Data records for software interfaces
■ ■ ■ ■

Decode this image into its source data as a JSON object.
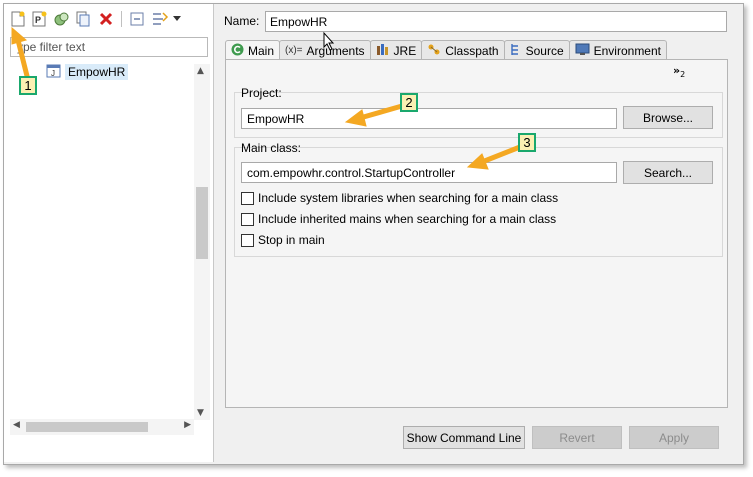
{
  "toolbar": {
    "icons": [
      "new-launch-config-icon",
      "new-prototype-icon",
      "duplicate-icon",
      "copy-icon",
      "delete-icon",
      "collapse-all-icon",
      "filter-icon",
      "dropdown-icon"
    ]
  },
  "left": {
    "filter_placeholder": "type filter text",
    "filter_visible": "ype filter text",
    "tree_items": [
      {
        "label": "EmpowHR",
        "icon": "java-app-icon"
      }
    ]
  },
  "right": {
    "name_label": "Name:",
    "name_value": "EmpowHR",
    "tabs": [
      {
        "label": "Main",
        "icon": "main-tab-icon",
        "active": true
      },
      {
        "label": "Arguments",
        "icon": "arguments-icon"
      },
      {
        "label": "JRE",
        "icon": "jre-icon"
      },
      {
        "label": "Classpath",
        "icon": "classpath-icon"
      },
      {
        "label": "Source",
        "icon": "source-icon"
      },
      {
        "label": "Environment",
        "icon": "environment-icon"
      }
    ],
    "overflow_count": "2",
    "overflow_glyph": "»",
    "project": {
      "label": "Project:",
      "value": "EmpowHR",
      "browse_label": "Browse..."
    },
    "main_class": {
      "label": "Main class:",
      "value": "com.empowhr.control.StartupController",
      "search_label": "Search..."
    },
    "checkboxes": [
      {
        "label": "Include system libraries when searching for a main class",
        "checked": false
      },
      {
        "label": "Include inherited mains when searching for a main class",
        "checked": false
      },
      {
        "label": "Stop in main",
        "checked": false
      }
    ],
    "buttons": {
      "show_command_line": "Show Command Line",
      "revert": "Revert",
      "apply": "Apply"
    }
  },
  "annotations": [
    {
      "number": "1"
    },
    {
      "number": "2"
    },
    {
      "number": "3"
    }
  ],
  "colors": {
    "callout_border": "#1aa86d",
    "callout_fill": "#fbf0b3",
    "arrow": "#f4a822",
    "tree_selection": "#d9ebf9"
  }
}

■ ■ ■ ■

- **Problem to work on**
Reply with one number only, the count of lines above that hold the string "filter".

- **Reply**
3